Get out your diary and plan what you need for the week ahead to ensure you’re not buying ingredients for meals when no one’s around to eat them. Think about the recipes at the same time, checking what you already have, so you only buy what you need. If you end up with leftovers of one particular ingredient, put it to good use in your next recipe; too much spinach? Add it to the curry tomorrow. Leftover chicken breast? That’ll make a lovely salad tomorrow lunchtime. Don’t think of food items as one-meal ingredients. 

Make use of your freezer

Freezing gluts of produce helps minimise waste in times of plenty and, with wise planning, means you’ll have a thaw-and-eat option (or ready-prepped ingredient) for when you’re next short of time.

Five quick ingredient hacks to avoid waste

  1. Bread Got a stale loaf? Whizz into breadcrumbs and freeze or use to coat different meats.
  2. Coffee grounds Don’t tip into the bin… used coffee grounds taste great in brownies or as part of a marinade, like in this coffee-marinated venison recipe.
  3. Ends of sauces Make dressings or sauces in the jar to use up the last scrapings.
  4. Bananas Don’t bin the peel.

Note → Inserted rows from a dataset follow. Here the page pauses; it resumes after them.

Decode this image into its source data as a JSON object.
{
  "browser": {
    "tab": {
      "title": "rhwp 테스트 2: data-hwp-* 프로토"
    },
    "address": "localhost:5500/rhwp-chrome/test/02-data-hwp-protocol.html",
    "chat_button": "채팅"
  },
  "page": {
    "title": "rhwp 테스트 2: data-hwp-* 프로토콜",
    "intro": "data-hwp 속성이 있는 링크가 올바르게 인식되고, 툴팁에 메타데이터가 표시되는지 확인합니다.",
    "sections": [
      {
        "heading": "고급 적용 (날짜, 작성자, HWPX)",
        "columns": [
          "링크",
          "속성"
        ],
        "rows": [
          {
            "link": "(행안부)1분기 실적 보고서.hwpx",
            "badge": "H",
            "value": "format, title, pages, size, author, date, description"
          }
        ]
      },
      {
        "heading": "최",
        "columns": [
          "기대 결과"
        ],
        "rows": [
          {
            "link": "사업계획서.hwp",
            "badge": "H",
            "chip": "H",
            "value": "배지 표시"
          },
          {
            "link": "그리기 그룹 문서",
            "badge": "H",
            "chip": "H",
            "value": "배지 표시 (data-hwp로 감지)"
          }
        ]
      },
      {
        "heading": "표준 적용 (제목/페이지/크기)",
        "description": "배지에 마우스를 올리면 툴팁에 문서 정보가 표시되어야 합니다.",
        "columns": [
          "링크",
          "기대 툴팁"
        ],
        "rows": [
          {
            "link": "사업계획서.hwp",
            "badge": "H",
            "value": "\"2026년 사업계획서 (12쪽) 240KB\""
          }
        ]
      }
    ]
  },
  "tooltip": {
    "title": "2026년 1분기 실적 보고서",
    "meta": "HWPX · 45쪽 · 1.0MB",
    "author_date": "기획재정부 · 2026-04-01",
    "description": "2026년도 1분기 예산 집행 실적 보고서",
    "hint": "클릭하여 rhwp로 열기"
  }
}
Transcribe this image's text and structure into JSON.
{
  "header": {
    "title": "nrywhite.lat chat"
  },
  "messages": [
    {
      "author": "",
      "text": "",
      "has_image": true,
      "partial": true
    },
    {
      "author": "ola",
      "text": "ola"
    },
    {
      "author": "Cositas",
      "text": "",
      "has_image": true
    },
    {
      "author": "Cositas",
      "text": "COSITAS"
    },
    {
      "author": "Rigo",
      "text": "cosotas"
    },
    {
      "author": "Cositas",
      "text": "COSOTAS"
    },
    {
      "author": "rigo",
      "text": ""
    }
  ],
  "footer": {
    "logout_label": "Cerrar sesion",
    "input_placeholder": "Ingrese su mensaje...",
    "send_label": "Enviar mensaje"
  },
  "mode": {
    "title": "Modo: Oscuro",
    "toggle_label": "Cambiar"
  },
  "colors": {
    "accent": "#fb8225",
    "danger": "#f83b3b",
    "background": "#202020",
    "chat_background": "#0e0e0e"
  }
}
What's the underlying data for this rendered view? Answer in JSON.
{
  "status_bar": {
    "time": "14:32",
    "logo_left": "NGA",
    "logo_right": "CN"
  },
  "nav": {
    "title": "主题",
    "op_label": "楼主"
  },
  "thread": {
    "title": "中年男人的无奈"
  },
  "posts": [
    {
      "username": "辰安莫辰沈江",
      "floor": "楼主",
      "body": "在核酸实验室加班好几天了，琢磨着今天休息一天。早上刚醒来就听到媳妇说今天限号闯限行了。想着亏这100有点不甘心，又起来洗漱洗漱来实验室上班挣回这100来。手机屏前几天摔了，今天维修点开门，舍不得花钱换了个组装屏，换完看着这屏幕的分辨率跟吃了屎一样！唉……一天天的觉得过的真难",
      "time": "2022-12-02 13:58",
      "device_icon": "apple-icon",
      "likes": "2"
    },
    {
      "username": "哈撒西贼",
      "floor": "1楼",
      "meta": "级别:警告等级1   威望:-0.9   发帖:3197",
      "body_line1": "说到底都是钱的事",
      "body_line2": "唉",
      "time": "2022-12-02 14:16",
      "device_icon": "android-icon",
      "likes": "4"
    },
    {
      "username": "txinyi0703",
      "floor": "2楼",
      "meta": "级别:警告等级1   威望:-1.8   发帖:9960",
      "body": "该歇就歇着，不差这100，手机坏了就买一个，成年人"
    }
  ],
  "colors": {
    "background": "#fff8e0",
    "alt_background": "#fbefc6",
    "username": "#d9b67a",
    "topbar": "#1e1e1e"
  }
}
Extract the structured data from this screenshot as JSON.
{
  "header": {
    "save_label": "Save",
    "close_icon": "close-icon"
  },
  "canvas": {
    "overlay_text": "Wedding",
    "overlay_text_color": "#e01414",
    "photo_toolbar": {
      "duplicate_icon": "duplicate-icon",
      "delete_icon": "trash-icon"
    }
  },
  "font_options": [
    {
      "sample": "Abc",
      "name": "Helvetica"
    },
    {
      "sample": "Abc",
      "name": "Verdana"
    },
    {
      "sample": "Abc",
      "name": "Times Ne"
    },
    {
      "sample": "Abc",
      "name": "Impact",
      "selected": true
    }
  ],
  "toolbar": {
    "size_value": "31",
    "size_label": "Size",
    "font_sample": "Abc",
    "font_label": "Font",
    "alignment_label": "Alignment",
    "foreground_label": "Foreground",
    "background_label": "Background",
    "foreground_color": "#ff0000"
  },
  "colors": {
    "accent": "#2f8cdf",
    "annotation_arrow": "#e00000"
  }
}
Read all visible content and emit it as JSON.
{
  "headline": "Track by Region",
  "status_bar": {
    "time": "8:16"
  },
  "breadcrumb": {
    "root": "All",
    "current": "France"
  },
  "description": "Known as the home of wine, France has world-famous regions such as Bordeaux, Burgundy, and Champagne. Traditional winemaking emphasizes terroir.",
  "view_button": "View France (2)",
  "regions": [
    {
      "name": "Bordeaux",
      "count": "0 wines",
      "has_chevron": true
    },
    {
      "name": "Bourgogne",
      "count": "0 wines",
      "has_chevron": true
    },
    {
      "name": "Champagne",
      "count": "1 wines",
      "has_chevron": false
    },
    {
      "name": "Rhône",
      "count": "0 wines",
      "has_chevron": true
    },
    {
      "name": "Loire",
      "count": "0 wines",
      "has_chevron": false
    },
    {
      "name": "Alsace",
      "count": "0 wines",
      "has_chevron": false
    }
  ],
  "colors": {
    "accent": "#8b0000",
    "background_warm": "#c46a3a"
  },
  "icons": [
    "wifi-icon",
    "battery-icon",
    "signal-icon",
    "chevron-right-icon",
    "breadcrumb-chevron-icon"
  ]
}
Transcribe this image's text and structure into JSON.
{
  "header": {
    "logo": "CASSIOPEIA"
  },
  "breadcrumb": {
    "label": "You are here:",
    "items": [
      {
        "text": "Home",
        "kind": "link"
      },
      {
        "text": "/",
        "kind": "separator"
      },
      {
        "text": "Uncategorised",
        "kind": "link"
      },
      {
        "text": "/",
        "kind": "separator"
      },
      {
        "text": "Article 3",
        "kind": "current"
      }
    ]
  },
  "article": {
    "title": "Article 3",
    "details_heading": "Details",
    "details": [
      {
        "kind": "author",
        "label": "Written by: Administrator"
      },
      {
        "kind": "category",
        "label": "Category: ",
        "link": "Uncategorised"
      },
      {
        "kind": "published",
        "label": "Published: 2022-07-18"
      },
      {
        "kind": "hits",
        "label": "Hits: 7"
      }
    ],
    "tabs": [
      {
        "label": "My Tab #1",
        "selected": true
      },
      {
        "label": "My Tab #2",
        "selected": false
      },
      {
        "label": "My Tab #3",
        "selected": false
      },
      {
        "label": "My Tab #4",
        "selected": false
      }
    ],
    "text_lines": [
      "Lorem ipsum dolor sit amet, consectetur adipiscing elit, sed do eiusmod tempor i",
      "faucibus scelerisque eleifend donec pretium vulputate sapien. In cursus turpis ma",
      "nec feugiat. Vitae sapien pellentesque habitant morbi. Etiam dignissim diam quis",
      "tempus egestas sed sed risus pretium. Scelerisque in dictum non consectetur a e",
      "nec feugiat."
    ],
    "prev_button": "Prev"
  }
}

Use them up in smoothies.
  5. Salad leaves Dousing in iced water perks up sad-looking leaves. Halve and griddle old lettuce hearts, then serve hot if past their best.

Low-waste recipes to try

Banana skin and coconut curry

Love your leftovers, yes – even your banana skins! Based on a South Indian thoran, this dry curry uses finely sliced banana skins with sweet desiccated coconut and plenty of hot spices to make a fiery curry that’s full of flavour.

banana skin curry

Find the recipe here

Pappa al pomodoro

Juicy ripe tomatoes are the heroes in this thick Italian bread soup, combined with tomatoes’ trusty sidekicks garlic, basil and olive oil. It’s an elegant way to use up leftover stale bread and it makes a substantial starter or main meal, served hot from the pan or cooled down to room temperature.


Find the recipe here

No-waste citrus cake

Got a few lemons leftover from your fruit and veg box? Or some spare oranges kicking around your fruit bowl? Don’t waste them – turn them into a tender drizzle cake that’s bursting with zingy citrus flavours and topped with a rich cream cheese frosting. You can use a mix of lemons, limes, clementines or oranges for this cake, which makes the perfect afternoon treat any time of year.

citrus cake

Find the recipe here

Kale stalk pakoras

When you’re cooking kale or cavolo nero leaves, don’t bin the woody stalks – keep them and use for crunchy pakoras instead. Whip up a chickpea flour batter flavoured with turmeric, garam masala and smoked paprika, add the kale stalks, then deep fry them to make a munchable snack or starter that’s delicious served with a creamy yogurt dipping sauce.


Find the recipe here

Cheeseboard Welsh rarebit

Welsh rarebit is a brilliant way to use up any leftover cheese you have hiding in the fridge, and in this twist on the classic you also get to use up leftover veg from your dinner or veg box. Zero waste cheese on toast is the sustainability snack we can get behind.

Welsh rarebit

Find the recipe here

More to discover

Subscribe to our magazine

Food stories, skills and tested recipes, straight to your door... Enjoy 5 issues for just £5 with our special introductory offer.


Unleash your inner chef

Looking for inspiration? Receive the latest recipes with our newsletter

We treat your data with care. See our privacy policy. By signing up, you are agreeing to delicious.’ terms and conditions. Unsubscribe at any time.